Problem description:
As the answer, give a copy of each line below that includes the word "plus".

Source information:
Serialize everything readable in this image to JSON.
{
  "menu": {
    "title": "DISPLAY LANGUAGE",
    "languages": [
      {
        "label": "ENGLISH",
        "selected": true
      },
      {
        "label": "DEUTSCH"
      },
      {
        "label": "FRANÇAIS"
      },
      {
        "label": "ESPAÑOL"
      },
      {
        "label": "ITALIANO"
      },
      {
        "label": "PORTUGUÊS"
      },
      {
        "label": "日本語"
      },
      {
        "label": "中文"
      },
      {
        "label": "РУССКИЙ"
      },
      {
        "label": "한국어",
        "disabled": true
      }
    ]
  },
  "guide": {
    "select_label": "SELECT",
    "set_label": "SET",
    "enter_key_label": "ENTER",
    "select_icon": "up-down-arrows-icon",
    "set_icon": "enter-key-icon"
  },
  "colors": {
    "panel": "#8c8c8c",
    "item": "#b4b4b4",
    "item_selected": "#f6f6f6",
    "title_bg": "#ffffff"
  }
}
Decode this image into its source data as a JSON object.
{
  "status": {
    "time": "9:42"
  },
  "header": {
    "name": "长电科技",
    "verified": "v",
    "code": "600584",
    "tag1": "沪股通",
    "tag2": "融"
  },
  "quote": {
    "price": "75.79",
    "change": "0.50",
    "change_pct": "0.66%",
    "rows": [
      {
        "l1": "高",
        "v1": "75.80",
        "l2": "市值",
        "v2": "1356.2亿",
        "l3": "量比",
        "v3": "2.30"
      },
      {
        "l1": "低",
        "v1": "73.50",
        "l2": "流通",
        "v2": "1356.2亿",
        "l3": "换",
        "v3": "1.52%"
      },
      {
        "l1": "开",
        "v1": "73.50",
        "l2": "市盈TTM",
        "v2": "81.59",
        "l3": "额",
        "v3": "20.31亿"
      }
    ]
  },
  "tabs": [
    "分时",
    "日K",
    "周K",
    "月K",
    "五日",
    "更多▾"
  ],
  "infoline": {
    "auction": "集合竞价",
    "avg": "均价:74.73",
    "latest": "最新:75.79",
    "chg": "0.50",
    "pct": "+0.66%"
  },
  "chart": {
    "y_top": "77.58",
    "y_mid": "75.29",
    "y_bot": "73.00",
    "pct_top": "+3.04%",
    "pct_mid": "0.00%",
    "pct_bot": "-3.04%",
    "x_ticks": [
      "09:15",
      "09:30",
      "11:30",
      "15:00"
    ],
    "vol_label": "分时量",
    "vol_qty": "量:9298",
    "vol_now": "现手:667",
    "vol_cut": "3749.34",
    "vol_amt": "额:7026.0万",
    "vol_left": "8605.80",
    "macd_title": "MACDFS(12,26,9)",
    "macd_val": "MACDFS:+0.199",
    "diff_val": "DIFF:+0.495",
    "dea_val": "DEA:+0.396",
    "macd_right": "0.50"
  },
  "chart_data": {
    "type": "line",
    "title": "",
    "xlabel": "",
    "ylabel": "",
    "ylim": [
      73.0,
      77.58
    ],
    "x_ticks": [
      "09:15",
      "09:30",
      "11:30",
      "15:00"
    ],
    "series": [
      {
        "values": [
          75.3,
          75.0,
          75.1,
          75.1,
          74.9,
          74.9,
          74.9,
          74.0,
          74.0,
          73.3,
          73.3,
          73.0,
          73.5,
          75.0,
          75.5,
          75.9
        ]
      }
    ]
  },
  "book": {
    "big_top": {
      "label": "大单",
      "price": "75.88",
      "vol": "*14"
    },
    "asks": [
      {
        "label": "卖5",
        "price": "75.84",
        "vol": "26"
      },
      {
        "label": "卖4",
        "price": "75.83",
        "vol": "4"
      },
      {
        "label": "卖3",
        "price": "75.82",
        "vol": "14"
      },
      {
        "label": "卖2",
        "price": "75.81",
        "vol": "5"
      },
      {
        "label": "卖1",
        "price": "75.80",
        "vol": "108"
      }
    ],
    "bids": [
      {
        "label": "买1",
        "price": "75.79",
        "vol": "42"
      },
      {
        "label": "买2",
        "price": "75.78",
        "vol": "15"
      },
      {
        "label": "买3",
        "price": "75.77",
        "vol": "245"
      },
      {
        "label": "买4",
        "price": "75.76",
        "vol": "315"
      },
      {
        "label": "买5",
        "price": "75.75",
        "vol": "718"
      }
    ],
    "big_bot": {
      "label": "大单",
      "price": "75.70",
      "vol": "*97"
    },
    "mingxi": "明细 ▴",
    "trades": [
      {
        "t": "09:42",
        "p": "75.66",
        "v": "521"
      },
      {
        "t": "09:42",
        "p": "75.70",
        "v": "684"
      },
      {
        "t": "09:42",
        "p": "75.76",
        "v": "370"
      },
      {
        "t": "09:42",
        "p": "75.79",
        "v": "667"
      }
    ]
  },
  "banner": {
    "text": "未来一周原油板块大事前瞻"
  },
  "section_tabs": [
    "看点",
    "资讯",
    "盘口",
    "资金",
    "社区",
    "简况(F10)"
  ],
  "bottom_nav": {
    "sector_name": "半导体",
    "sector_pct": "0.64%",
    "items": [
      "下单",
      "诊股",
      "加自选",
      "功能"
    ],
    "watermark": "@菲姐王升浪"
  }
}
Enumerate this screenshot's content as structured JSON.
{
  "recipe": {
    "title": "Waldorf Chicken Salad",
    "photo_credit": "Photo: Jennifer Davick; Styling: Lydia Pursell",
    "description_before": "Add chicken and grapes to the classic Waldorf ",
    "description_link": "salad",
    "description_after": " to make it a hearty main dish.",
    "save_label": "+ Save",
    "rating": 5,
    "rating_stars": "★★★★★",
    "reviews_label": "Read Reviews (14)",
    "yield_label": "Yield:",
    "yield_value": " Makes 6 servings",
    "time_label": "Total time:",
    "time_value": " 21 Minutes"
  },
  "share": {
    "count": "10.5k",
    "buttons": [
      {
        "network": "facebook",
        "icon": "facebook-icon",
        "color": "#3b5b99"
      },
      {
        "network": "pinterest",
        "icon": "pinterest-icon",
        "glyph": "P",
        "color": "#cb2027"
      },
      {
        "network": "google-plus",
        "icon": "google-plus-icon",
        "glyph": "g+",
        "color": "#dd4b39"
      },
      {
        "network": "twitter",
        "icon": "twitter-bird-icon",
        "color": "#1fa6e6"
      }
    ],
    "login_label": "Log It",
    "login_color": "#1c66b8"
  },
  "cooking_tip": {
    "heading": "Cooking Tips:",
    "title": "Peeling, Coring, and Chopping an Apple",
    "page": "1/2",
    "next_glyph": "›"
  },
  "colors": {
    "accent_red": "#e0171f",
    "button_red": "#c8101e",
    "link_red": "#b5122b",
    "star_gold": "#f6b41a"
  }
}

Task result:
        "network": "google-plus",
        "icon": "google-plus-icon",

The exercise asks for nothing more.